Material provided START

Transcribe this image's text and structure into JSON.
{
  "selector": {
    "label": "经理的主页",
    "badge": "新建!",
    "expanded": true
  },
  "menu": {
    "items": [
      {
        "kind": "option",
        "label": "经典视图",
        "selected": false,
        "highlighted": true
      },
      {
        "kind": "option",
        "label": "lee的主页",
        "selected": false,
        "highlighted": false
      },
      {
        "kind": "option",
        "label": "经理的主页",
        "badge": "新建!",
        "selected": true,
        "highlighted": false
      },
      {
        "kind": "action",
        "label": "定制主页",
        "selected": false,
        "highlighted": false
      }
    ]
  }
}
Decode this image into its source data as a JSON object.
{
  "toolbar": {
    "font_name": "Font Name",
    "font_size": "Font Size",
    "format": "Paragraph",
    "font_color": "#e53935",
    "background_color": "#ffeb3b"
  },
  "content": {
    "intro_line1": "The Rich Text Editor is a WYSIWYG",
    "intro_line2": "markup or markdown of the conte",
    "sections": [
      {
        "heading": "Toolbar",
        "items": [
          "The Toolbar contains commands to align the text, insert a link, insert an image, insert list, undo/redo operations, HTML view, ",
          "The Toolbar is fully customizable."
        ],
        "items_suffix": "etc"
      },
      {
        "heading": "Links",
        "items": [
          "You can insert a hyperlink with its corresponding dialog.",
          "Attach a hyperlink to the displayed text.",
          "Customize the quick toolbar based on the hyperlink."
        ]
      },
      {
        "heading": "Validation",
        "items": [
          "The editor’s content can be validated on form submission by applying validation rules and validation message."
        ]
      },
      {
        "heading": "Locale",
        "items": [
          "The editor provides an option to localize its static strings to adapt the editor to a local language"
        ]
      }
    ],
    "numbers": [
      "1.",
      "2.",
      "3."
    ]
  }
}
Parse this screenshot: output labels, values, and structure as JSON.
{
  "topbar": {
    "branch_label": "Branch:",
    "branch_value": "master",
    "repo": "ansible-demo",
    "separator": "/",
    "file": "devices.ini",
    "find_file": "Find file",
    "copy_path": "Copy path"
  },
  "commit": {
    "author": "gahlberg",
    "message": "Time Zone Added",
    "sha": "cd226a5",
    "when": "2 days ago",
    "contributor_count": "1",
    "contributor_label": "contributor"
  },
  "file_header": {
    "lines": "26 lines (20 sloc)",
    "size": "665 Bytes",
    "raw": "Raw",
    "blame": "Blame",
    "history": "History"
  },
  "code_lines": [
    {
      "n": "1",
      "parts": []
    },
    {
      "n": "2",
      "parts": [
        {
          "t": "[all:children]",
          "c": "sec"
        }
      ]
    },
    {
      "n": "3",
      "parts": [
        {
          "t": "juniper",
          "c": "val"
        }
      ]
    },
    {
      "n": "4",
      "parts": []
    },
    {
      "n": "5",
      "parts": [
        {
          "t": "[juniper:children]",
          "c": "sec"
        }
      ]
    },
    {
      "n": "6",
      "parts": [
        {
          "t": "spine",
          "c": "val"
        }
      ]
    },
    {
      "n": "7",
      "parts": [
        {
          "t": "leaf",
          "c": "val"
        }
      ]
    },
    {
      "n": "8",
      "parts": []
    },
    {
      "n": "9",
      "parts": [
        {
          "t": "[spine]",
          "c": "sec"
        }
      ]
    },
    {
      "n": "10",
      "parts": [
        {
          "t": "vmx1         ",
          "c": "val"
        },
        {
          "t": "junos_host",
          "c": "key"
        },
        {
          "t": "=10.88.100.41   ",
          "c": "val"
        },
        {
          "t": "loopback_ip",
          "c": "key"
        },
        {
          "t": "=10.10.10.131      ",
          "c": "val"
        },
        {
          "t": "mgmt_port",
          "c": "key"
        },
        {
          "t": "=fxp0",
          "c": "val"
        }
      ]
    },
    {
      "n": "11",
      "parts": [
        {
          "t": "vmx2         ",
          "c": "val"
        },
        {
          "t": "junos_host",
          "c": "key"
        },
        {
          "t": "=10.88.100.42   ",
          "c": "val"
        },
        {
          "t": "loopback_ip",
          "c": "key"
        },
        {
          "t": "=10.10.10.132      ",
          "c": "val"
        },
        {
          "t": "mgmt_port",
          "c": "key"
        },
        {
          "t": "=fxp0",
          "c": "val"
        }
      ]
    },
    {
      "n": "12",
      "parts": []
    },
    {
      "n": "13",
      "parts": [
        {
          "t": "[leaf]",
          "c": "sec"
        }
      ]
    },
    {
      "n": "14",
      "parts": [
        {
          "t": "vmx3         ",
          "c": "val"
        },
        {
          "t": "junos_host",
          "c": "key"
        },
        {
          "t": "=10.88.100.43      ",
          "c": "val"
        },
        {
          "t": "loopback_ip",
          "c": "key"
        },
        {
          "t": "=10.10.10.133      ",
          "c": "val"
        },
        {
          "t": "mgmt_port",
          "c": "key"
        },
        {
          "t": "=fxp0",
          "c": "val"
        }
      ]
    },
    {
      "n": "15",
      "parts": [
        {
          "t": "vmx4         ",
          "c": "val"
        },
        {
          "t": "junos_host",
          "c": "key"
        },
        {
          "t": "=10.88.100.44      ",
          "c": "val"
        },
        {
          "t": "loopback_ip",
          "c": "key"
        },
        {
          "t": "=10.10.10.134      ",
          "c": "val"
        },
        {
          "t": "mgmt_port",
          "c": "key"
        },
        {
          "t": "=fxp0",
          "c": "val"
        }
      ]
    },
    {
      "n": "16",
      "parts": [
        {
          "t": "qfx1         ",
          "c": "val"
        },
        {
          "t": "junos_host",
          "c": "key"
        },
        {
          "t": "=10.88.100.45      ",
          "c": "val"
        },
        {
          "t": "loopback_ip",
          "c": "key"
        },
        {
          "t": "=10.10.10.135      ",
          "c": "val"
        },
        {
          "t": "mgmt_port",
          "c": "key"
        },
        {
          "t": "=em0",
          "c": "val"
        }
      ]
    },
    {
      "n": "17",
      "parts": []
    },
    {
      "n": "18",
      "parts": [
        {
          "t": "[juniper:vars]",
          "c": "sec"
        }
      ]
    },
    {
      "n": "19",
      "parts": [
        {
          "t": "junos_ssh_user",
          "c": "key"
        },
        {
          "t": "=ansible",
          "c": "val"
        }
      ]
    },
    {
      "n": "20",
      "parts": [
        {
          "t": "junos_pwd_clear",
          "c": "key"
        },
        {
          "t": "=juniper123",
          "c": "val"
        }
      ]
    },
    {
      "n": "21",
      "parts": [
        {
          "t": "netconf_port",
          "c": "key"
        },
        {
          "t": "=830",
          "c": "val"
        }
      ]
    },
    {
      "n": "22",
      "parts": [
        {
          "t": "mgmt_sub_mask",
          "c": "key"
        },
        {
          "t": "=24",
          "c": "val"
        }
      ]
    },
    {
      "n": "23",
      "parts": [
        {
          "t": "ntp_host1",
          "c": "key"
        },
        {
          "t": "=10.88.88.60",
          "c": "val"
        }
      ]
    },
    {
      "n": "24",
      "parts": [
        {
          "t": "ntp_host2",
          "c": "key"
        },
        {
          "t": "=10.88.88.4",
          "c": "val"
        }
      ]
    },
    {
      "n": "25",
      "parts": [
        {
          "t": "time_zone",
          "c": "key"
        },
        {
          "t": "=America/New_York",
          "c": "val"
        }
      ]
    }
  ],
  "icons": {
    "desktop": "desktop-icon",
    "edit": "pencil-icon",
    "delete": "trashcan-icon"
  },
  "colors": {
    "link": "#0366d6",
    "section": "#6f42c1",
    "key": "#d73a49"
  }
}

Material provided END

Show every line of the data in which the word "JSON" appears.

Transcribe this image's text and structure into JSON.
Decode this image into its source data as a JSON object.
Parse this screenshot: output labels, values, and structure as JSON.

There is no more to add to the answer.